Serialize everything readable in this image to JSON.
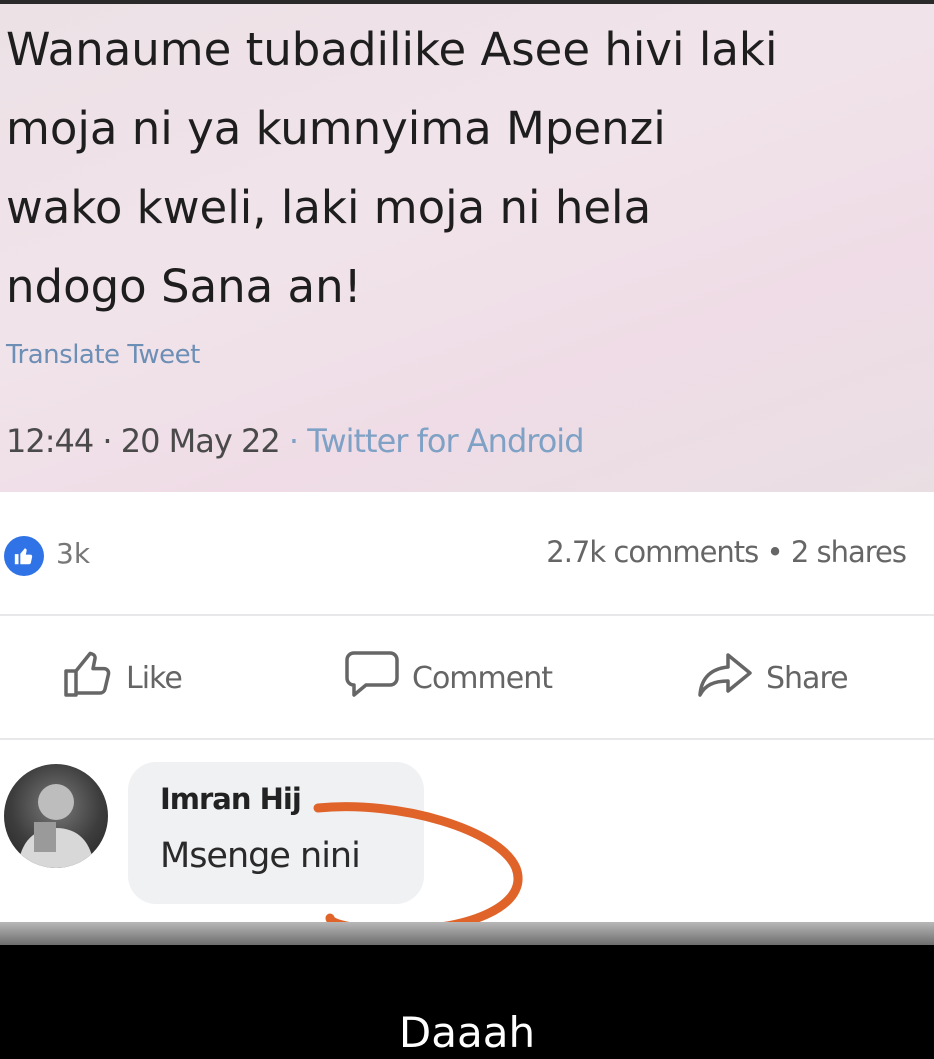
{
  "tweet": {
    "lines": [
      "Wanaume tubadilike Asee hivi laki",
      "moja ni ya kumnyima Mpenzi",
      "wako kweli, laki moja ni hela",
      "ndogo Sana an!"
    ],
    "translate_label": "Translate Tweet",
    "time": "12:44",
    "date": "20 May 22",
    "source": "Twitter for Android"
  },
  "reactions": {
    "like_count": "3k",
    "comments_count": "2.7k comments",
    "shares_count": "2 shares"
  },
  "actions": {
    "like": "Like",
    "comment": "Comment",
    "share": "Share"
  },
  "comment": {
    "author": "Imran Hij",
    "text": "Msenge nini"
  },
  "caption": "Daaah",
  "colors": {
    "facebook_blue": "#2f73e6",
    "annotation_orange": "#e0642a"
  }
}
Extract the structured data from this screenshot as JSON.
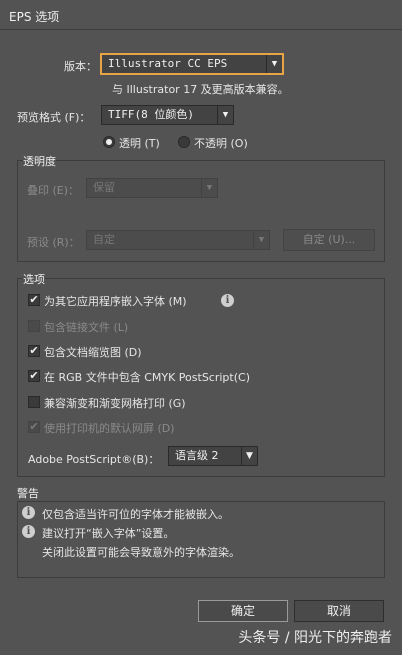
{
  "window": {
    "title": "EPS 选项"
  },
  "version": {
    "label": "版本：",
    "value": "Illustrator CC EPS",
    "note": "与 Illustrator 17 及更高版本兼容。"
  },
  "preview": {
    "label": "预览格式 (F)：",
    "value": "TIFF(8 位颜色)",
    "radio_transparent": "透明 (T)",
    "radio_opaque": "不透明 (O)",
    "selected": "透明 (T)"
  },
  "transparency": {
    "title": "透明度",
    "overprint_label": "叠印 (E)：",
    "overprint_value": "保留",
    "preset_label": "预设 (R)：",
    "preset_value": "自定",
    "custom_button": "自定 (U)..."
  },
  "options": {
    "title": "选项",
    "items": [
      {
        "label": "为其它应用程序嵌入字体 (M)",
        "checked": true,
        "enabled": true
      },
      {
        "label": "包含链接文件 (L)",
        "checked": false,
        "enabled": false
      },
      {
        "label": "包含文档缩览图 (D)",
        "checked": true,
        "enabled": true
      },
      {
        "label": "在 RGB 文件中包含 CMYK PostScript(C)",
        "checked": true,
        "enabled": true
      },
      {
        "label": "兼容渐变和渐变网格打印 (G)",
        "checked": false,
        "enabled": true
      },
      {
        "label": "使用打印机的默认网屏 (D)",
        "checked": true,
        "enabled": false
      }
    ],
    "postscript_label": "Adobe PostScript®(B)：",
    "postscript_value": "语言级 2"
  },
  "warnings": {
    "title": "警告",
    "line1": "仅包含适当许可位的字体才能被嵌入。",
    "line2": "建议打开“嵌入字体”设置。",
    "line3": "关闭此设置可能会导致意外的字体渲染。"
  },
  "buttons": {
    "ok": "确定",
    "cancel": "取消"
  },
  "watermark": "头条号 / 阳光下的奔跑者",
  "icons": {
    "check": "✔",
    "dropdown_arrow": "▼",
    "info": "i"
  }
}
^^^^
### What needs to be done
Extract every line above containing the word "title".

### Exercise response
    "title": "EPS 选项"
    "title": "透明度",
    "title": "选项",
    "title": "警告",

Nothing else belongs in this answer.